■ **TASK INPUT**:
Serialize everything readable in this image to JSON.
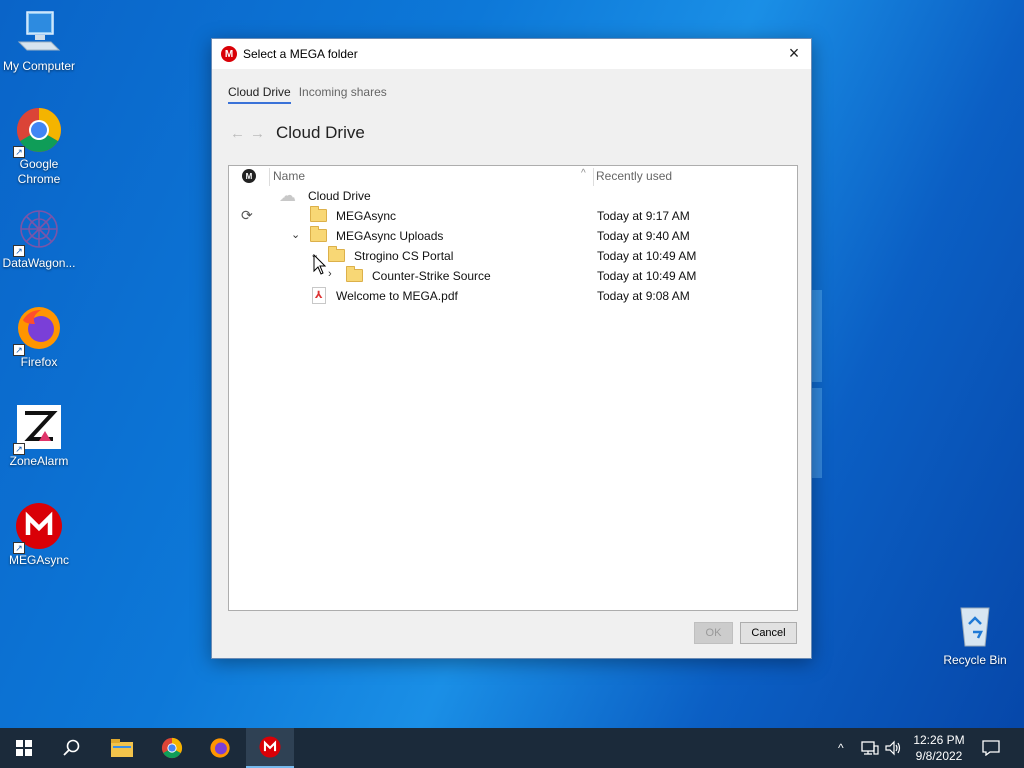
{
  "desktop": {
    "icons": [
      {
        "label": "My Computer"
      },
      {
        "label": "Google Chrome"
      },
      {
        "label": "DataWagon..."
      },
      {
        "label": "Firefox"
      },
      {
        "label": "ZoneAlarm"
      },
      {
        "label": "MEGAsync"
      },
      {
        "label": "Recycle Bin"
      }
    ]
  },
  "dialog": {
    "title": "Select a MEGA folder",
    "logo": "M",
    "tabs": [
      {
        "label": "Cloud Drive",
        "active": true
      },
      {
        "label": "Incoming shares",
        "active": false
      }
    ],
    "location_title": "Cloud Drive",
    "columns": {
      "name": "Name",
      "recently_used": "Recently used"
    },
    "rows": [
      {
        "name": "Cloud Drive",
        "date": "",
        "icon": "cloud-icon"
      },
      {
        "name": "MEGAsync",
        "date": "Today at 9:17 AM",
        "icon": "folder-icon"
      },
      {
        "name": "MEGAsync Uploads",
        "date": "Today at 9:40 AM",
        "icon": "folder-icon",
        "expanded": true
      },
      {
        "name": "Strogino CS Portal",
        "date": "Today at 10:49 AM",
        "icon": "folder-icon",
        "expanded": true
      },
      {
        "name": "Counter-Strike Source",
        "date": "Today at 10:49 AM",
        "icon": "folder-icon",
        "expanded": false
      },
      {
        "name": "Welcome to MEGA.pdf",
        "date": "Today at 9:08 AM",
        "icon": "pdf-icon"
      }
    ],
    "buttons": {
      "ok": "OK",
      "cancel": "Cancel"
    }
  },
  "taskbar": {
    "time": "12:26 PM",
    "date": "9/8/2022"
  }
}
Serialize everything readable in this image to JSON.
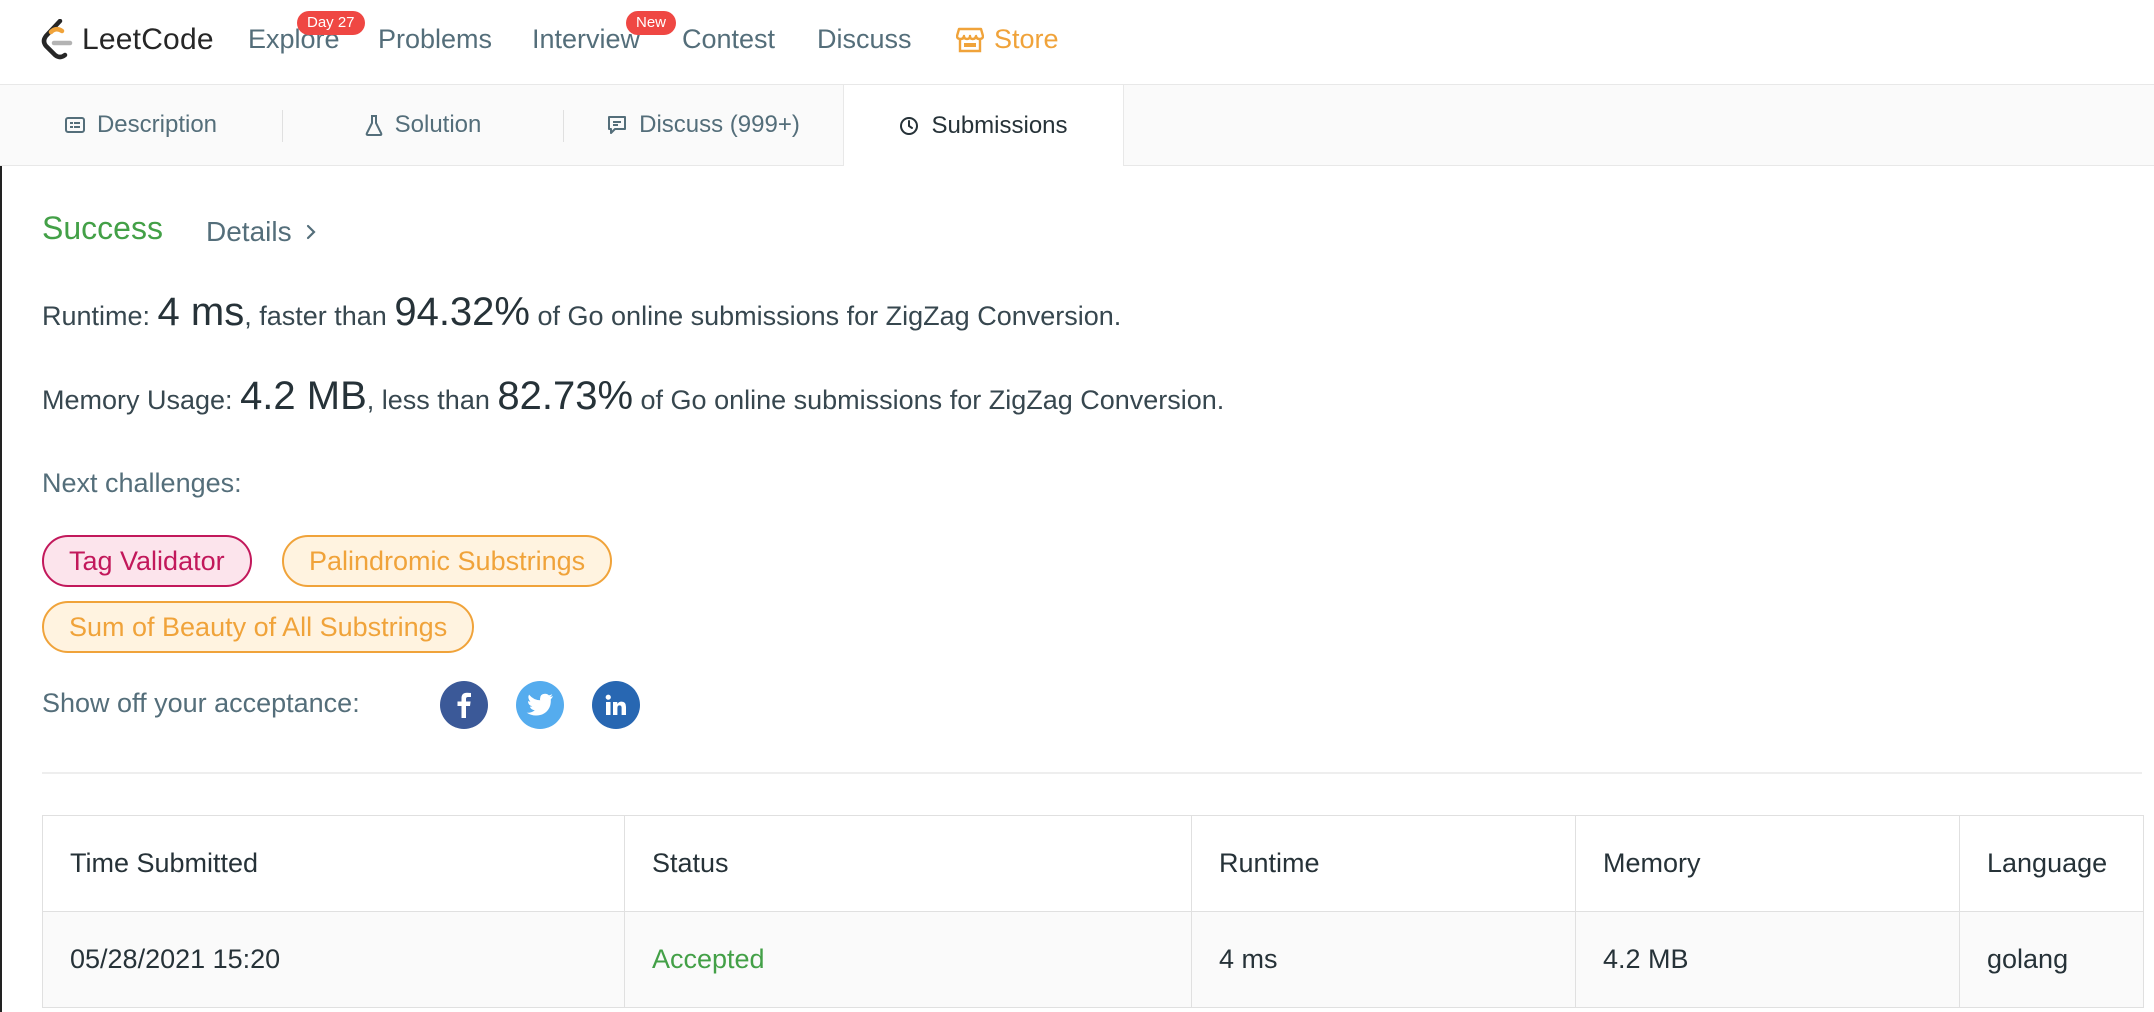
{
  "app": {
    "logo_text": "LeetCode"
  },
  "nav": {
    "items": [
      {
        "label": "Explore",
        "badge": "Day 27"
      },
      {
        "label": "Problems"
      },
      {
        "label": "Interview",
        "badge": "New"
      },
      {
        "label": "Contest"
      },
      {
        "label": "Discuss"
      },
      {
        "label": "Store",
        "icon": "store-icon"
      }
    ]
  },
  "tabs": [
    {
      "label": "Description",
      "icon": "description-icon"
    },
    {
      "label": "Solution",
      "icon": "flask-icon"
    },
    {
      "label": "Discuss (999+)",
      "icon": "comment-icon"
    },
    {
      "label": "Submissions",
      "icon": "clock-icon",
      "active": true
    }
  ],
  "result": {
    "status": "Success",
    "details_label": "Details",
    "runtime": {
      "label": "Runtime: ",
      "value": "4 ms",
      "mid": ", faster than ",
      "percent": "94.32%",
      "tail": " of Go online submissions for ZigZag Conversion."
    },
    "memory": {
      "label": "Memory Usage: ",
      "value": "4.2 MB",
      "mid": ", less than ",
      "percent": "82.73%",
      "tail": " of Go online submissions for ZigZag Conversion."
    },
    "next_label": "Next challenges:",
    "challenges": [
      {
        "label": "Tag Validator",
        "difficulty": "hard"
      },
      {
        "label": "Palindromic Substrings",
        "difficulty": "medium"
      },
      {
        "label": "Sum of Beauty of All Substrings",
        "difficulty": "medium"
      }
    ],
    "share_label": "Show off your acceptance:",
    "share": [
      {
        "icon": "facebook-icon",
        "color": "#3b5998"
      },
      {
        "icon": "twitter-icon",
        "color": "#55acee"
      },
      {
        "icon": "linkedin-icon",
        "color": "#2867b2"
      }
    ]
  },
  "table": {
    "headers": [
      "Time Submitted",
      "Status",
      "Runtime",
      "Memory",
      "Language"
    ],
    "rows": [
      [
        "05/28/2021 15:20",
        "Accepted",
        "4 ms",
        "4.2 MB",
        "golang"
      ]
    ]
  },
  "colors": {
    "success": "#43a047",
    "store": "#f0a33a",
    "badge": "#ef4743",
    "hard": "#c2185b",
    "medium": "#f0a33a"
  }
}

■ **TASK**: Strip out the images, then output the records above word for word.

■ **FINISHED TASK**:
Serialize everything readable in this image to JSON.
{
  "desktop": {
    "icons": [
      {
        "label": "My Computer"
      },
      {
        "label": "Google Chrome"
      },
      {
        "label": "DataWagon..."
      },
      {
        "label": "Firefox"
      },
      {
        "label": "ZoneAlarm"
      },
      {
        "label": "MEGAsync"
      },
      {
        "label": "Recycle Bin"
      }
    ]
  },
  "dialog": {
    "title": "Select a MEGA folder",
    "logo": "M",
    "tabs": [
      {
        "label": "Cloud Drive",
        "active": true
      },
      {
        "label": "Incoming shares",
        "active": false
      }
    ],
    "location_title": "Cloud Drive",
    "columns": {
      "name": "Name",
      "recently_used": "Recently used"
    },
    "rows": [
      {
        "name": "Cloud Drive",
        "date": "",
        "icon": "cloud-icon"
      },
      {
        "name": "MEGAsync",
        "date": "Today at 9:17 AM",
        "icon": "folder-icon"
      },
      {
        "name": "MEGAsync Uploads",
        "date": "Today at 9:40 AM",
        "icon": "folder-icon",
        "expanded": true
      },
      {
        "name": "Strogino CS Portal",
        "date": "Today at 10:49 AM",
        "icon": "folder-icon",
        "expanded": true
      },
      {
        "name": "Counter-Strike Source",
        "date": "Today at 10:49 AM",
        "icon": "folder-icon",
        "expanded": false
      },
      {
        "name": "Welcome to MEGA.pdf",
        "date": "Today at 9:08 AM",
        "icon": "pdf-icon"
      }
    ],
    "buttons": {
      "ok": "OK",
      "cancel": "Cancel"
    }
  },
  "taskbar": {
    "time": "12:26 PM",
    "date": "9/8/2022"
  }
}
Serialize everything readable in this image to JSON.
{
  "app": {
    "logo_text": "LeetCode"
  },
  "nav": {
    "items": [
      {
        "label": "Explore",
        "badge": "Day 27"
      },
      {
        "label": "Problems"
      },
      {
        "label": "Interview",
        "badge": "New"
      },
      {
        "label": "Contest"
      },
      {
        "label": "Discuss"
      },
      {
        "label": "Store",
        "icon": "store-icon"
      }
    ]
  },
  "tabs": [
    {
      "label": "Description",
      "icon": "description-icon"
    },
    {
      "label": "Solution",
      "icon": "flask-icon"
    },
    {
      "label": "Discuss (999+)",
      "icon": "comment-icon"
    },
    {
      "label": "Submissions",
      "icon": "clock-icon",
      "active": true
    }
  ],
  "result": {
    "status": "Success",
    "details_label": "Details",
    "runtime": {
      "label": "Runtime: ",
      "value": "4 ms",
      "mid": ", faster than ",
      "percent": "94.32%",
      "tail": " of Go online submissions for ZigZag Conversion."
    },
    "memory": {
      "label": "Memory Usage: ",
      "value": "4.2 MB",
      "mid": ", less than ",
      "percent": "82.73%",
      "tail": " of Go online submissions for ZigZag Conversion."
    },
    "next_label": "Next challenges:",
    "challenges": [
      {
        "label": "Tag Validator",
        "difficulty": "hard"
      },
      {
        "label": "Palindromic Substrings",
        "difficulty": "medium"
      },
      {
        "label": "Sum of Beauty of All Substrings",
        "difficulty": "medium"
      }
    ],
    "share_label": "Show off your acceptance:",
    "share": [
      {
        "icon": "facebook-icon",
        "color": "#3b5998"
      },
      {
        "icon": "twitter-icon",
        "color": "#55acee"
      },
      {
        "icon": "linkedin-icon",
        "color": "#2867b2"
      }
    ]
  },
  "table": {
    "headers": [
      "Time Submitted",
      "Status",
      "Runtime",
      "Memory",
      "Language"
    ],
    "rows": [
      [
        "05/28/2021 15:20",
        "Accepted",
        "4 ms",
        "4.2 MB",
        "golang"
      ]
    ]
  },
  "colors": {
    "success": "#43a047",
    "store": "#f0a33a",
    "badge": "#ef4743",
    "hard": "#c2185b",
    "medium": "#f0a33a"
  }
}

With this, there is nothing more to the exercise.